*** RECORD EXTRACTS ***

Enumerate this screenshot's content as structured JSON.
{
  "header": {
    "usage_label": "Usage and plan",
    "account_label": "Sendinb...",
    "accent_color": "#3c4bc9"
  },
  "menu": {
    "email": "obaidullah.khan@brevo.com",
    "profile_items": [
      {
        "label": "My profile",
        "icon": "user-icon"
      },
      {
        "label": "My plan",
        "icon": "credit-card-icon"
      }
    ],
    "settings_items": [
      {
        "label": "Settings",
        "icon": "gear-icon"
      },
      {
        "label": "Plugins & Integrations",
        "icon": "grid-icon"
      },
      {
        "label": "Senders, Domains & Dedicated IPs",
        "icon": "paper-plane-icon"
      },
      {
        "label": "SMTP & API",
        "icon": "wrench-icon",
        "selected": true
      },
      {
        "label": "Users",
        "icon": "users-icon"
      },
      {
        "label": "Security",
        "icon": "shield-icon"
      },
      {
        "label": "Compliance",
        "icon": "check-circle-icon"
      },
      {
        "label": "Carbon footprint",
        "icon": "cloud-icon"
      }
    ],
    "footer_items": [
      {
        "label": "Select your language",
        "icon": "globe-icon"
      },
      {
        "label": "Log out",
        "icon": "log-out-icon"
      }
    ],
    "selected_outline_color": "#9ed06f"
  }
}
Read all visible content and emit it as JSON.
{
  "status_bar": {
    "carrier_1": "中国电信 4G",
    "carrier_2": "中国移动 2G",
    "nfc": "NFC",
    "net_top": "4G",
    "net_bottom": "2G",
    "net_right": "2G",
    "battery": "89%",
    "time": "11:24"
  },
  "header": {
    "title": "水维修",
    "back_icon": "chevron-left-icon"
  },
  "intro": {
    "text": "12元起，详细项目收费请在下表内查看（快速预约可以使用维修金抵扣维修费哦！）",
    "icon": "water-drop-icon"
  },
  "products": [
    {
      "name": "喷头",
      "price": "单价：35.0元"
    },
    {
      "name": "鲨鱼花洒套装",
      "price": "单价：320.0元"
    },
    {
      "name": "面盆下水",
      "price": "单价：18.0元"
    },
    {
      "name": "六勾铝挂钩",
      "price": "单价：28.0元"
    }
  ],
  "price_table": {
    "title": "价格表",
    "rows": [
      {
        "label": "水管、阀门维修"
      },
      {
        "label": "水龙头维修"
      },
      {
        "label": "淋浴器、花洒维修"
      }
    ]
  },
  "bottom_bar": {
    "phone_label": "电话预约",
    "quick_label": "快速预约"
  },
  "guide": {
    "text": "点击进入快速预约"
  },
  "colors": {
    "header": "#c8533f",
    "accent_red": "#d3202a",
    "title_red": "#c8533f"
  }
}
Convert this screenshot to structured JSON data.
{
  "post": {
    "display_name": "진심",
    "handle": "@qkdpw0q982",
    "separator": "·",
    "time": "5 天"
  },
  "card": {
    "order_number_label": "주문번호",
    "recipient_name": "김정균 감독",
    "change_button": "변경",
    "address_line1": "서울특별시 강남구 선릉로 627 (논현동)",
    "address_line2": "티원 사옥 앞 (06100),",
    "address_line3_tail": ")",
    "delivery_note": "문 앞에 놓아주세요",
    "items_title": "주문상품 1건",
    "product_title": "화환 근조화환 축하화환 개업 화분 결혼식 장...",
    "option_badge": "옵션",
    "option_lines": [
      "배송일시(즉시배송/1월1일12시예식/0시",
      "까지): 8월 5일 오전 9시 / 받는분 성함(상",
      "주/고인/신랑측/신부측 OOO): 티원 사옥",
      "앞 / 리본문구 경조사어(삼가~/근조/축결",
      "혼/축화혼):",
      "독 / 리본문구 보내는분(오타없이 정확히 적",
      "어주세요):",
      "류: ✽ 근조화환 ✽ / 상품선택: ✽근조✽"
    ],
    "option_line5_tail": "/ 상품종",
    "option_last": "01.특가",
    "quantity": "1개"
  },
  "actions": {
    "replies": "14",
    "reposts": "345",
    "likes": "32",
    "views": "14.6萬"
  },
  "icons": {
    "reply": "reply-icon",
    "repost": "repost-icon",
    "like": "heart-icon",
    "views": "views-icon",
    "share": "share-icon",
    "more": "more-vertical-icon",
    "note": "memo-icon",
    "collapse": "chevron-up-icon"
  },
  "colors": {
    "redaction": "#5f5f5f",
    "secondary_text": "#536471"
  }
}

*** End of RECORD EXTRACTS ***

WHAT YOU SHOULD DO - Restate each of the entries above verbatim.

SOLUTION FOR THIS EXERCISE -
Enumerate this screenshot's content as structured JSON.
{
  "header": {
    "usage_label": "Usage and plan",
    "account_label": "Sendinb...",
    "accent_color": "#3c4bc9"
  },
  "menu": {
    "email": "obaidullah.khan@brevo.com",
    "profile_items": [
      {
        "label": "My profile",
        "icon": "user-icon"
      },
      {
        "label": "My plan",
        "icon": "credit-card-icon"
      }
    ],
    "settings_items": [
      {
        "label": "Settings",
        "icon": "gear-icon"
      },
      {
        "label": "Plugins & Integrations",
        "icon": "grid-icon"
      },
      {
        "label": "Senders, Domains & Dedicated IPs",
        "icon": "paper-plane-icon"
      },
      {
        "label": "SMTP & API",
        "icon": "wrench-icon",
        "selected": true
      },
      {
        "label": "Users",
        "icon": "users-icon"
      },
      {
        "label": "Security",
        "icon": "shield-icon"
      },
      {
        "label": "Compliance",
        "icon": "check-circle-icon"
      },
      {
        "label": "Carbon footprint",
        "icon": "cloud-icon"
      }
    ],
    "footer_items": [
      {
        "label": "Select your language",
        "icon": "globe-icon"
      },
      {
        "label": "Log out",
        "icon": "log-out-icon"
      }
    ],
    "selected_outline_color": "#9ed06f"
  }
}
Read all visible content and emit it as JSON.
{
  "status_bar": {
    "carrier_1": "中国电信 4G",
    "carrier_2": "中国移动 2G",
    "nfc": "NFC",
    "net_top": "4G",
    "net_bottom": "2G",
    "net_right": "2G",
    "battery": "89%",
    "time": "11:24"
  },
  "header": {
    "title": "水维修",
    "back_icon": "chevron-left-icon"
  },
  "intro": {
    "text": "12元起，详细项目收费请在下表内查看（快速预约可以使用维修金抵扣维修费哦！）",
    "icon": "water-drop-icon"
  },
  "products": [
    {
      "name": "喷头",
      "price": "单价：35.0元"
    },
    {
      "name": "鲨鱼花洒套装",
      "price": "单价：320.0元"
    },
    {
      "name": "面盆下水",
      "price": "单价：18.0元"
    },
    {
      "name": "六勾铝挂钩",
      "price": "单价：28.0元"
    }
  ],
  "price_table": {
    "title": "价格表",
    "rows": [
      {
        "label": "水管、阀门维修"
      },
      {
        "label": "水龙头维修"
      },
      {
        "label": "淋浴器、花洒维修"
      }
    ]
  },
  "bottom_bar": {
    "phone_label": "电话预约",
    "quick_label": "快速预约"
  },
  "guide": {
    "text": "点击进入快速预约"
  },
  "colors": {
    "header": "#c8533f",
    "accent_red": "#d3202a",
    "title_red": "#c8533f"
  }
}
Convert this screenshot to structured JSON data.
{
  "post": {
    "display_name": "진심",
    "handle": "@qkdpw0q982",
    "separator": "·",
    "time": "5 天"
  },
  "card": {
    "order_number_label": "주문번호",
    "recipient_name": "김정균 감독",
    "change_button": "변경",
    "address_line1": "서울특별시 강남구 선릉로 627 (논현동)",
    "address_line2": "티원 사옥 앞 (06100),",
    "address_line3_tail": ")",
    "delivery_note": "문 앞에 놓아주세요",
    "items_title": "주문상품 1건",
    "product_title": "화환 근조화환 축하화환 개업 화분 결혼식 장...",
    "option_badge": "옵션",
    "option_lines": [
      "배송일시(즉시배송/1월1일12시예식/0시",
      "까지): 8월 5일 오전 9시 / 받는분 성함(상",
      "주/고인/신랑측/신부측 OOO): 티원 사옥",
      "앞 / 리본문구 경조사어(삼가~/근조/축결",
      "혼/축화혼):",
      "독 / 리본문구 보내는분(오타없이 정확히 적",
      "어주세요):",
      "류: ✽ 근조화환 ✽ / 상품선택: ✽근조✽"
    ],
    "option_line5_tail": "/ 상품종",
    "option_last": "01.특가",
    "quantity": "1개"
  },
  "actions": {
    "replies": "14",
    "reposts": "345",
    "likes": "32",
    "views": "14.6萬"
  },
  "icons": {
    "reply": "reply-icon",
    "repost": "repost-icon",
    "like": "heart-icon",
    "views": "views-icon",
    "share": "share-icon",
    "more": "more-vertical-icon",
    "note": "memo-icon",
    "collapse": "chevron-up-icon"
  },
  "colors": {
    "redaction": "#5f5f5f",
    "secondary_text": "#536471"
  }
}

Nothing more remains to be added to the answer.